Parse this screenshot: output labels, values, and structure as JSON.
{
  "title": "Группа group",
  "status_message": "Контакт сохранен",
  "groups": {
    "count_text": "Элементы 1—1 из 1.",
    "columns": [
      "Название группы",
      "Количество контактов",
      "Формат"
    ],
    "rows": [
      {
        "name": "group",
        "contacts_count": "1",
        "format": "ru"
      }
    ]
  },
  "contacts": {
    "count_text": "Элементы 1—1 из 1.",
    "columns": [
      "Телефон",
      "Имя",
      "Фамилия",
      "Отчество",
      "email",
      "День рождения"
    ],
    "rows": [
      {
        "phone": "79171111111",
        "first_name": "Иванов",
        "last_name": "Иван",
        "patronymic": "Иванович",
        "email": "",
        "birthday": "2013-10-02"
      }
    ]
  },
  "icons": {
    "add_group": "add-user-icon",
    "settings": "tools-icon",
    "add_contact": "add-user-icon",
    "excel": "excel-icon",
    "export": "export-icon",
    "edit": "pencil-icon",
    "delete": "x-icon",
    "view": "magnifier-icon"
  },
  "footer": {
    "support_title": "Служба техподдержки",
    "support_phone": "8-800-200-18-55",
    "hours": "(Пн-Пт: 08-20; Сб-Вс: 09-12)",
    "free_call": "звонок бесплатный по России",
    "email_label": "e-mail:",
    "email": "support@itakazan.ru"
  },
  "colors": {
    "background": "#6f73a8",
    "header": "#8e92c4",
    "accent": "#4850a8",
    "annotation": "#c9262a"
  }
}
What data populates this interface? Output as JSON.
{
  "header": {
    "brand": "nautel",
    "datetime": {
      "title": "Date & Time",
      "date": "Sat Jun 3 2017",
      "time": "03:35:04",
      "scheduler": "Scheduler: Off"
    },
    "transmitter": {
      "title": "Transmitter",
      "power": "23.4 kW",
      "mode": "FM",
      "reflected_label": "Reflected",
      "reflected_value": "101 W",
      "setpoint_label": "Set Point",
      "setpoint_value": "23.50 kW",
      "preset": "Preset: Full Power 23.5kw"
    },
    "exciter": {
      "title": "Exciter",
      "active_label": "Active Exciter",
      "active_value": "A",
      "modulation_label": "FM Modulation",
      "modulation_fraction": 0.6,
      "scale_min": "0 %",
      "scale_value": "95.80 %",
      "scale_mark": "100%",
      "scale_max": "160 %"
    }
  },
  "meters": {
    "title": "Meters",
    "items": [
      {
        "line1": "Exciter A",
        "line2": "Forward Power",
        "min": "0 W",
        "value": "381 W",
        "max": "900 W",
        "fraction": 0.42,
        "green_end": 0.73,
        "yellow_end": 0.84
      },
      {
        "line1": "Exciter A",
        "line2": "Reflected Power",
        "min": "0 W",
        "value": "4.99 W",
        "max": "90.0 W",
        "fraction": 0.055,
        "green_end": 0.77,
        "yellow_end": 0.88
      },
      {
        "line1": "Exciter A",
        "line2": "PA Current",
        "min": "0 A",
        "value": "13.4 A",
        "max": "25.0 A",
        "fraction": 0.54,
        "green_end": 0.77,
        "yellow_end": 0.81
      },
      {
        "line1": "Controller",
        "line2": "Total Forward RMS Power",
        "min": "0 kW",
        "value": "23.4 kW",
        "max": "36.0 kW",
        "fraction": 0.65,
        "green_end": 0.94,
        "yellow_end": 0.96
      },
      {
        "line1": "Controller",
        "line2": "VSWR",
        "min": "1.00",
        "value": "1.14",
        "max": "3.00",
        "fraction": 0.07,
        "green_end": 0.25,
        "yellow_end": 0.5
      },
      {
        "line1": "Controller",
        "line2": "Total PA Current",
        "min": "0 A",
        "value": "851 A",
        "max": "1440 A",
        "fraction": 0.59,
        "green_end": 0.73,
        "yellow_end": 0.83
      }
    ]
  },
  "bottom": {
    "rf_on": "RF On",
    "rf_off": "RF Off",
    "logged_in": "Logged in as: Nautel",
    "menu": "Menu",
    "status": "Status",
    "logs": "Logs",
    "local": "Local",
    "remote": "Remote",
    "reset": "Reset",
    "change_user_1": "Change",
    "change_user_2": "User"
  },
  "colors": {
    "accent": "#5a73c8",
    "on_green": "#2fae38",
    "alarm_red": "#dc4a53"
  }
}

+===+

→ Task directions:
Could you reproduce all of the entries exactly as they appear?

→ Response to this task:
Parse this screenshot: output labels, values, and structure as JSON.
{
  "title": "Группа group",
  "status_message": "Контакт сохранен",
  "groups": {
    "count_text": "Элементы 1—1 из 1.",
    "columns": [
      "Название группы",
      "Количество контактов",
      "Формат"
    ],
    "rows": [
      {
        "name": "group",
        "contacts_count": "1",
        "format": "ru"
      }
    ]
  },
  "contacts": {
    "count_text": "Элементы 1—1 из 1.",
    "columns": [
      "Телефон",
      "Имя",
      "Фамилия",
      "Отчество",
      "email",
      "День рождения"
    ],
    "rows": [
      {
        "phone": "79171111111",
        "first_name": "Иванов",
        "last_name": "Иван",
        "patronymic": "Иванович",
        "email": "",
        "birthday": "2013-10-02"
      }
    ]
  },
  "icons": {
    "add_group": "add-user-icon",
    "settings": "tools-icon",
    "add_contact": "add-user-icon",
    "excel": "excel-icon",
    "export": "export-icon",
    "edit": "pencil-icon",
    "delete": "x-icon",
    "view": "magnifier-icon"
  },
  "footer": {
    "support_title": "Служба техподдержки",
    "support_phone": "8-800-200-18-55",
    "hours": "(Пн-Пт: 08-20; Сб-Вс: 09-12)",
    "free_call": "звонок бесплатный по России",
    "email_label": "e-mail:",
    "email": "support@itakazan.ru"
  },
  "colors": {
    "background": "#6f73a8",
    "header": "#8e92c4",
    "accent": "#4850a8",
    "annotation": "#c9262a"
  }
}
What data populates this interface? Output as JSON.
{
  "header": {
    "brand": "nautel",
    "datetime": {
      "title": "Date & Time",
      "date": "Sat Jun 3 2017",
      "time": "03:35:04",
      "scheduler": "Scheduler: Off"
    },
    "transmitter": {
      "title": "Transmitter",
      "power": "23.4 kW",
      "mode": "FM",
      "reflected_label": "Reflected",
      "reflected_value": "101 W",
      "setpoint_label": "Set Point",
      "setpoint_value": "23.50 kW",
      "preset": "Preset: Full Power 23.5kw"
    },
    "exciter": {
      "title": "Exciter",
      "active_label": "Active Exciter",
      "active_value": "A",
      "modulation_label": "FM Modulation",
      "modulation_fraction": 0.6,
      "scale_min": "0 %",
      "scale_value": "95.80 %",
      "scale_mark": "100%",
      "scale_max": "160 %"
    }
  },
  "meters": {
    "title": "Meters",
    "items": [
      {
        "line1": "Exciter A",
        "line2": "Forward Power",
        "min": "0 W",
        "value": "381 W",
        "max": "900 W",
        "fraction": 0.42,
        "green_end": 0.73,
        "yellow_end": 0.84
      },
      {
        "line1": "Exciter A",
        "line2": "Reflected Power",
        "min": "0 W",
        "value": "4.99 W",
        "max": "90.0 W",
        "fraction": 0.055,
        "green_end": 0.77,
        "yellow_end": 0.88
      },
      {
        "line1": "Exciter A",
        "line2": "PA Current",
        "min": "0 A",
        "value": "13.4 A",
        "max": "25.0 A",
        "fraction": 0.54,
        "green_end": 0.77,
        "yellow_end": 0.81
      },
      {
        "line1": "Controller",
        "line2": "Total Forward RMS Power",
        "min": "0 kW",
        "value": "23.4 kW",
        "max": "36.0 kW",
        "fraction": 0.65,
        "green_end": 0.94,
        "yellow_end": 0.96
      },
      {
        "line1": "Controller",
        "line2": "VSWR",
        "min": "1.00",
        "value": "1.14",
        "max": "3.00",
        "fraction": 0.07,
        "green_end": 0.25,
        "yellow_end": 0.5
      },
      {
        "line1": "Controller",
        "line2": "Total PA Current",
        "min": "0 A",
        "value": "851 A",
        "max": "1440 A",
        "fraction": 0.59,
        "green_end": 0.73,
        "yellow_end": 0.83
      }
    ]
  },
  "bottom": {
    "rf_on": "RF On",
    "rf_off": "RF Off",
    "logged_in": "Logged in as: Nautel",
    "menu": "Menu",
    "status": "Status",
    "logs": "Logs",
    "local": "Local",
    "remote": "Remote",
    "reset": "Reset",
    "change_user_1": "Change",
    "change_user_2": "User"
  },
  "colors": {
    "accent": "#5a73c8",
    "on_green": "#2fae38",
    "alarm_red": "#dc4a53"
  }
}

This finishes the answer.